The Mayawati-Ajit Jogi tie up in Chattisgarh has, in my opinion, national significance, and it is fallacious to think of it as a BJP ploy.
The tie-up indicates that the days of the domination of the two national parties, the Congress and the BJP, in national politics are over — now, it is the regional parties that are going to rule the roost in the days to come.
The Mayawati-Ajit Jogi tie-up is of great significance. (Photo: PTI)
One is reminded of the reign of the later Mughals after the death of the last strong Mughal emperor, Aurangzeb, in 1707. These later Mughals were, in fact, phantom rulers, real power having passed into the hands of local regional satraps like Nizam ul Mulk and Safdar Jung, and the Nawabs of Avadh, Murshidabad, Arcot, etc.
The successor of Aurangzeb, his son, Bahadur Shah, who ruled from 1707-1712, became known as 'Shah-e-Bekhabar' because he did not know what was going on. After his death, the kingmakers, the Syed brothers, installed and deposed a series of emperors, until they were themselves put to death.
From 1719-1749, the emperor was Muhammad Shah Rangila, and his name itself speaks volumes of his reign.
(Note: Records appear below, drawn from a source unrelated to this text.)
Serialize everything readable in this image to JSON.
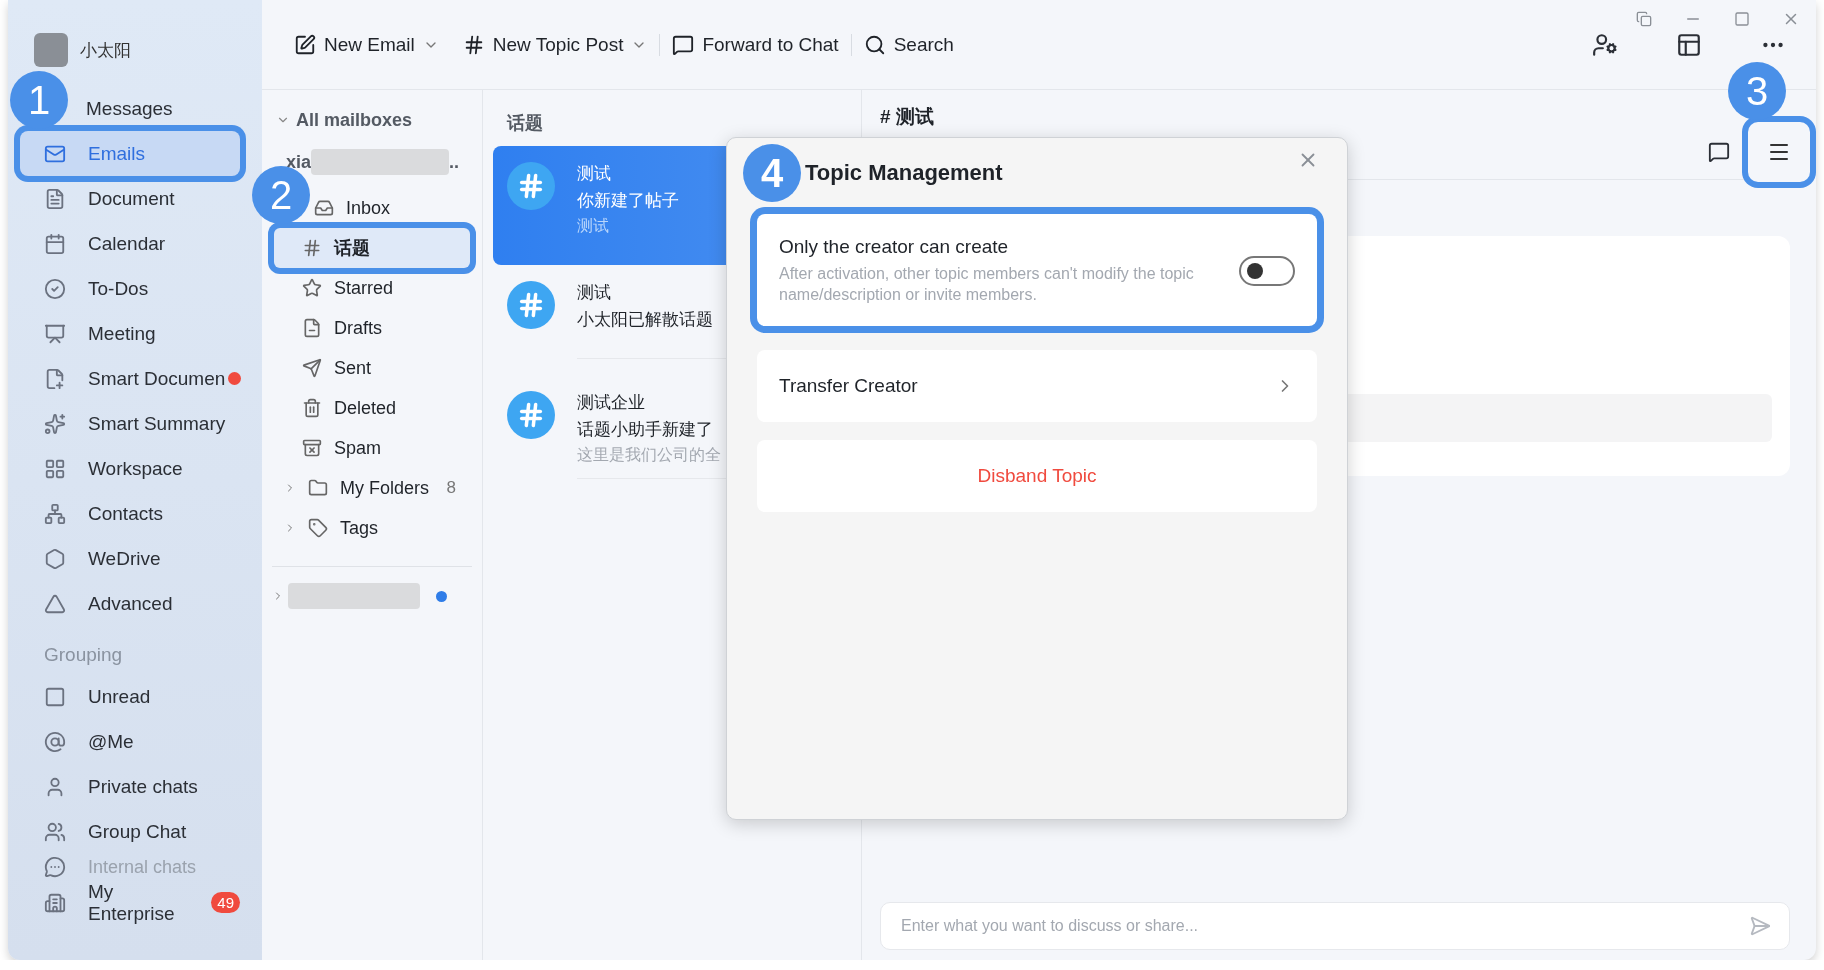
{
  "user": {
    "name": "小太阳"
  },
  "sidebar": {
    "items": [
      {
        "label": "Messages",
        "selected": false
      },
      {
        "label": "Emails",
        "selected": true,
        "callout": "1"
      },
      {
        "label": "Document",
        "selected": false
      },
      {
        "label": "Calendar",
        "selected": false
      },
      {
        "label": "To-Dos",
        "selected": false
      },
      {
        "label": "Meeting",
        "selected": false
      },
      {
        "label": "Smart Documen",
        "selected": false,
        "unread_dot": true
      },
      {
        "label": "Smart Summary",
        "selected": false
      },
      {
        "label": "Workspace",
        "selected": false
      },
      {
        "label": "Contacts",
        "selected": false
      },
      {
        "label": "WeDrive",
        "selected": false
      },
      {
        "label": "Advanced",
        "selected": false
      }
    ],
    "group_heading": "Grouping",
    "groups": [
      {
        "label": "Unread"
      },
      {
        "label": "@Me"
      },
      {
        "label": "Private chats"
      },
      {
        "label": "Group Chat"
      },
      {
        "label": "Internal chats"
      }
    ],
    "enterprise": {
      "label": "My Enterprise",
      "badge": "49"
    }
  },
  "toolbar": {
    "actions": [
      {
        "label": "New Email",
        "dropdown": true
      },
      {
        "label": "New Topic Post",
        "dropdown": true
      },
      {
        "label": "Forward to Chat",
        "dropdown": false
      },
      {
        "label": "Search",
        "dropdown": false
      }
    ]
  },
  "mailboxes": {
    "heading": "All mailboxes",
    "expanded": true,
    "account": {
      "visible_text": "xia",
      "ellipsis": ".."
    },
    "folders": [
      {
        "label": "Inbox",
        "selected": false
      },
      {
        "label": "话题",
        "selected": true,
        "callout": "2"
      },
      {
        "label": "Starred",
        "selected": false
      },
      {
        "label": "Drafts",
        "selected": false
      },
      {
        "label": "Sent",
        "selected": false
      },
      {
        "label": "Deleted",
        "selected": false
      },
      {
        "label": "Spam",
        "selected": false
      },
      {
        "label": "My Folders",
        "selected": false,
        "count": "8",
        "expanded": false
      },
      {
        "label": "Tags",
        "selected": false,
        "expanded": false
      }
    ],
    "other_account": {
      "expanded": false,
      "unread": true
    }
  },
  "topic_list": {
    "heading": "话题",
    "items": [
      {
        "title": "测试",
        "subtitle": "你新建了帖子",
        "preview": "测试",
        "selected": true
      },
      {
        "title": "测试",
        "subtitle": "小太阳已解散话题",
        "selected": false
      },
      {
        "title": "测试企业",
        "subtitle": "话题小助手新建了",
        "preview": "这里是我们公司的全",
        "selected": false
      }
    ]
  },
  "chat": {
    "title": "# 测试",
    "menu_callout": "3",
    "input_placeholder": "Enter what you want to discuss or share..."
  },
  "dialog": {
    "title": "Topic Management",
    "callout": "4",
    "setting": {
      "title": "Only the creator can create",
      "description": "After activation, other topic members can't modify the topic name/description or invite members.",
      "on": false
    },
    "transfer": "Transfer Creator",
    "disband": "Disband Topic"
  }
}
His chief queen was having an affair with his chief eunuch Javed, and Delhi was sacked by Nadir Shah during his reign, about which it was said: "Saltanat-e-Shah Alam, az Dilli ta Palam" (i.e., the Empire of Shah Alam extends from Delhi to Palam).
In all probability, after the forthcoming Lok Sabha elections in May 2019, a coalition government will be formed at the Centre, like the Janata Party government after the Emergency, and the real power will be with regional leaders like Mamata Banerjee, Akhilesh Yadav, Mayawati, Tejaswi Yadav, Chandrababu Naidu, KCR, DMK, ADMK, Naveen Patnaik, Shiv Sena, etc., who will be the real powers behind the throne, the prime ministers only being their puppets, and being deposed every six months or so.
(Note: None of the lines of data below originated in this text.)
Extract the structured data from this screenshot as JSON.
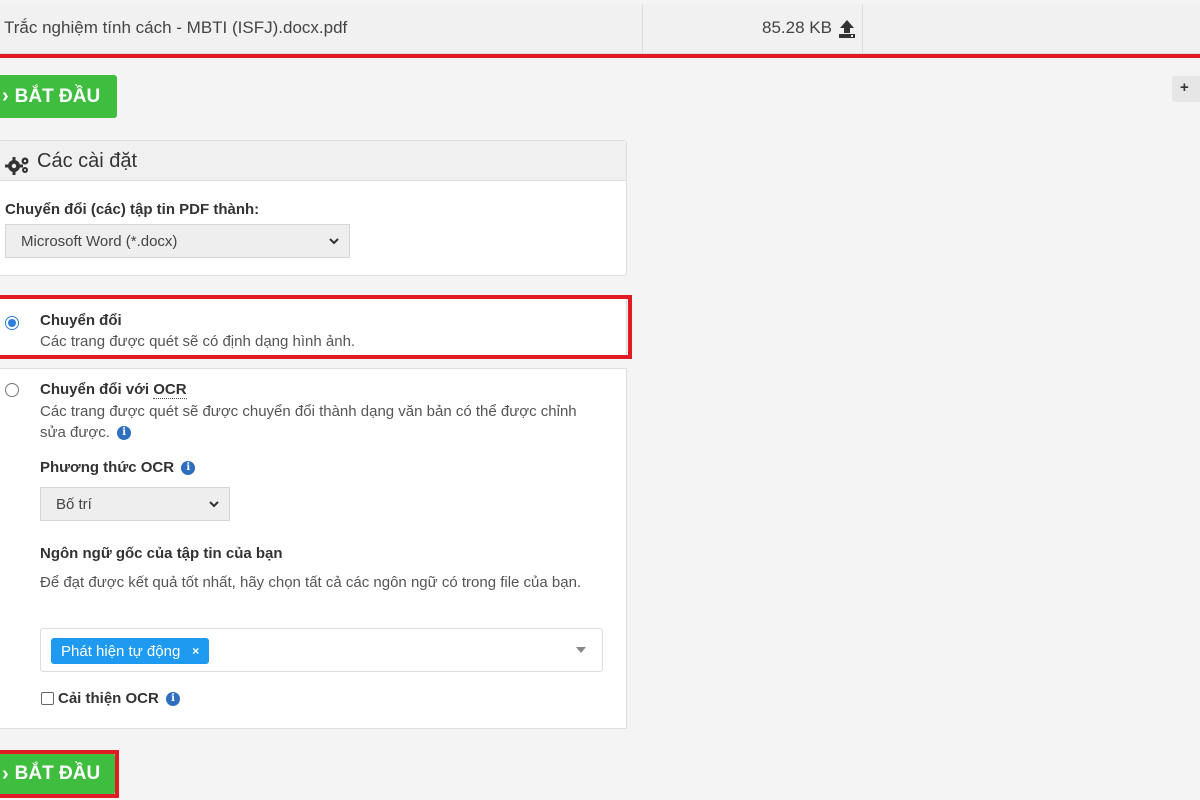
{
  "file": {
    "name": "Trắc nghiệm tính cách - MBTI (ISFJ).docx.pdf",
    "size": "85.28 KB"
  },
  "start_button": {
    "label": "BẮT ĐẦU"
  },
  "add_button": {
    "label": "+"
  },
  "settings": {
    "title": "Các cài đặt",
    "convert_label": "Chuyển đổi (các) tập tin PDF thành:",
    "format_selected": "Microsoft Word (*.docx)"
  },
  "options": {
    "convert": {
      "title": "Chuyển đổi",
      "desc": "Các trang được quét sẽ có định dạng hình ảnh.",
      "checked": true
    },
    "convert_ocr": {
      "title_prefix": "Chuyển đổi với ",
      "title_abbr": "OCR",
      "desc": "Các trang được quét sẽ được chuyển đổi thành dạng văn bản có thể được chỉnh sửa được.",
      "checked": false,
      "method_label": "Phương thức OCR",
      "method_selected": "Bố trí",
      "language_label": "Ngôn ngữ gốc của tập tin của bạn",
      "language_hint": "Để đạt được kết quả tốt nhất, hãy chọn tất cả các ngôn ngữ có trong file của bạn.",
      "language_tag": "Phát hiện tự động",
      "language_tag_remove": "×",
      "improve_label": "Cải thiện OCR"
    }
  },
  "colors": {
    "start_green": "#3fbd3f",
    "highlight_red": "#e01b24",
    "tag_blue": "#1e9bf0",
    "radio_blue": "#2f7fd8"
  },
  "icons": {
    "upload": "upload-icon",
    "gears": "gears-icon",
    "chevron": "chevron-right-icon",
    "info": "info-icon",
    "caret": "chevron-down-icon"
  }
}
2019 Lok Sabha polls could see regional parties overtake the BJP and the Congress. (Photo: PTI)
There will be a scramble for lucrative portfolios — particularly the finance portfolio, as was witnessed after the Karnataka Assembly elections (because the bulk of the money lies there). Even thereafter, there will be constant bickering and quarrels between the coalition partners.
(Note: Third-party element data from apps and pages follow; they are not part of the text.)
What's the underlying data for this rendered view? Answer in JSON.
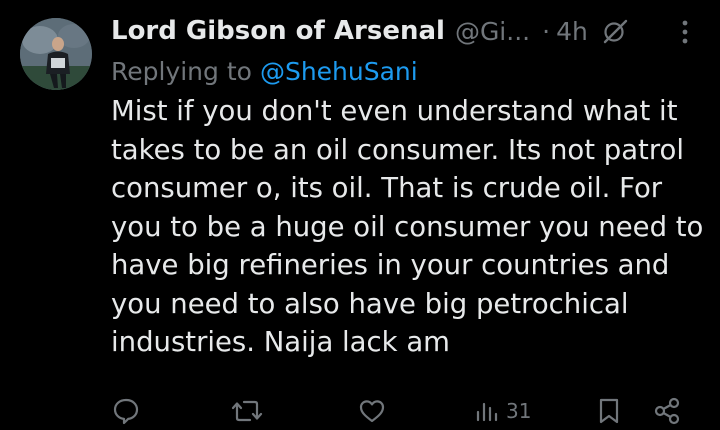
{
  "author": {
    "display_name": "Lord Gibson of Arsenal",
    "handle": "@Gi...",
    "separator": "·",
    "time": "4h"
  },
  "reply": {
    "prefix": "Replying to",
    "target_handle": "@ShehuSani"
  },
  "tweet": {
    "lines": [
      "Mist if you don't even understand what it",
      "takes to be an oil consumer. Its not patrol",
      "consumer o, its oil. That is crude oil. For",
      "you to be a huge oil consumer you need to",
      "have big refineries in your countries and",
      "you need to also have big petrochical",
      "industries. Naija lack am"
    ]
  },
  "actions": {
    "views_count": "31"
  },
  "icons": {
    "more": "more-vertical-icon",
    "grok": "grok-icon",
    "reply": "reply-icon",
    "repost": "repost-icon",
    "like": "heart-icon",
    "views": "views-chart-icon",
    "bookmark": "bookmark-icon",
    "share": "share-icon"
  },
  "colors": {
    "background": "#000000",
    "text_primary": "#e7e9ea",
    "text_secondary": "#71767b",
    "accent": "#1d9bf0"
  }
}
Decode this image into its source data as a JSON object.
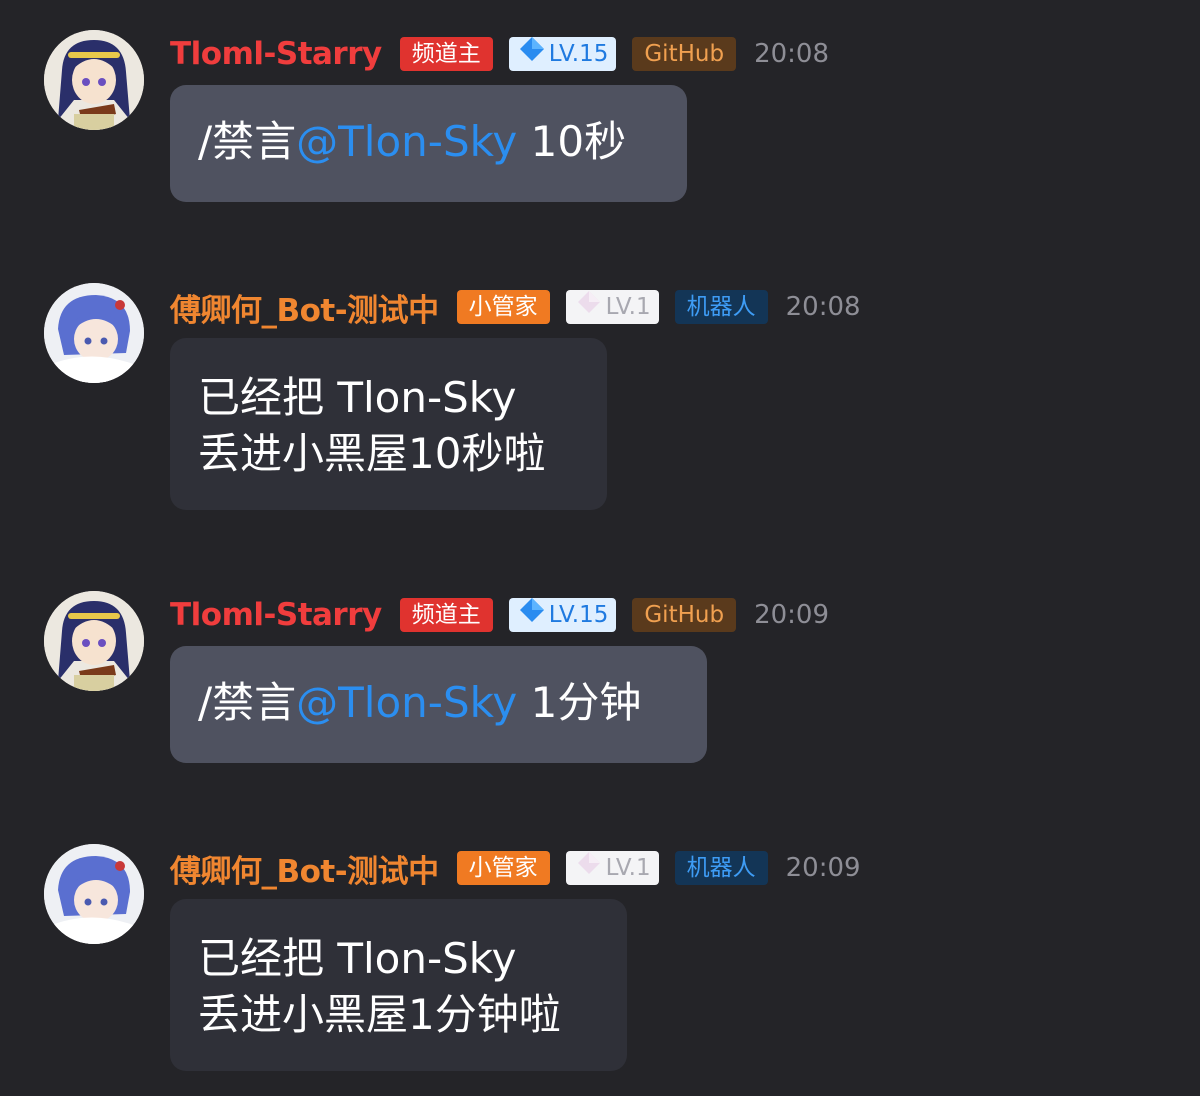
{
  "colors": {
    "background": "#242428",
    "user_name": "#f03d3d",
    "bot_name": "#f08630",
    "mention": "#2b8ef0",
    "user_bubble": "#4f5260",
    "bot_bubble": "#2f3038"
  },
  "messages": [
    {
      "sender": "Tloml-Starry",
      "role_badge": "频道主",
      "level_badge": "LV.15",
      "tag_badge": "GitHub",
      "time": "20:08",
      "command": "/禁言",
      "mention": "@Tlon-Sky",
      "argument": " 10秒"
    },
    {
      "sender": "傅卿何_Bot-测试中",
      "role_badge": "小管家",
      "level_badge": "LV.1",
      "tag_badge": "机器人",
      "time": "20:08",
      "line1": "已经把 Tlon-Sky",
      "line2": "丢进小黑屋10秒啦"
    },
    {
      "sender": "Tloml-Starry",
      "role_badge": "频道主",
      "level_badge": "LV.15",
      "tag_badge": "GitHub",
      "time": "20:09",
      "command": "/禁言",
      "mention": "@Tlon-Sky",
      "argument": " 1分钟"
    },
    {
      "sender": "傅卿何_Bot-测试中",
      "role_badge": "小管家",
      "level_badge": "LV.1",
      "tag_badge": "机器人",
      "time": "20:09",
      "line1": "已经把 Tlon-Sky",
      "line2": "丢进小黑屋1分钟啦"
    }
  ]
}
And in the meantime, unemployment will keep rising, prices will keep soaring and the rupee will keep sinking. As farmers' distress keeps mounting, our politicians, like modern Neros, will keep fiddling while Rome burns. And thugs will roam the land like locusts, looting the public with impunity.
I am sorry to paint such a dismal and frightening picture — but the way things are moving is an indication of the horrible times to come.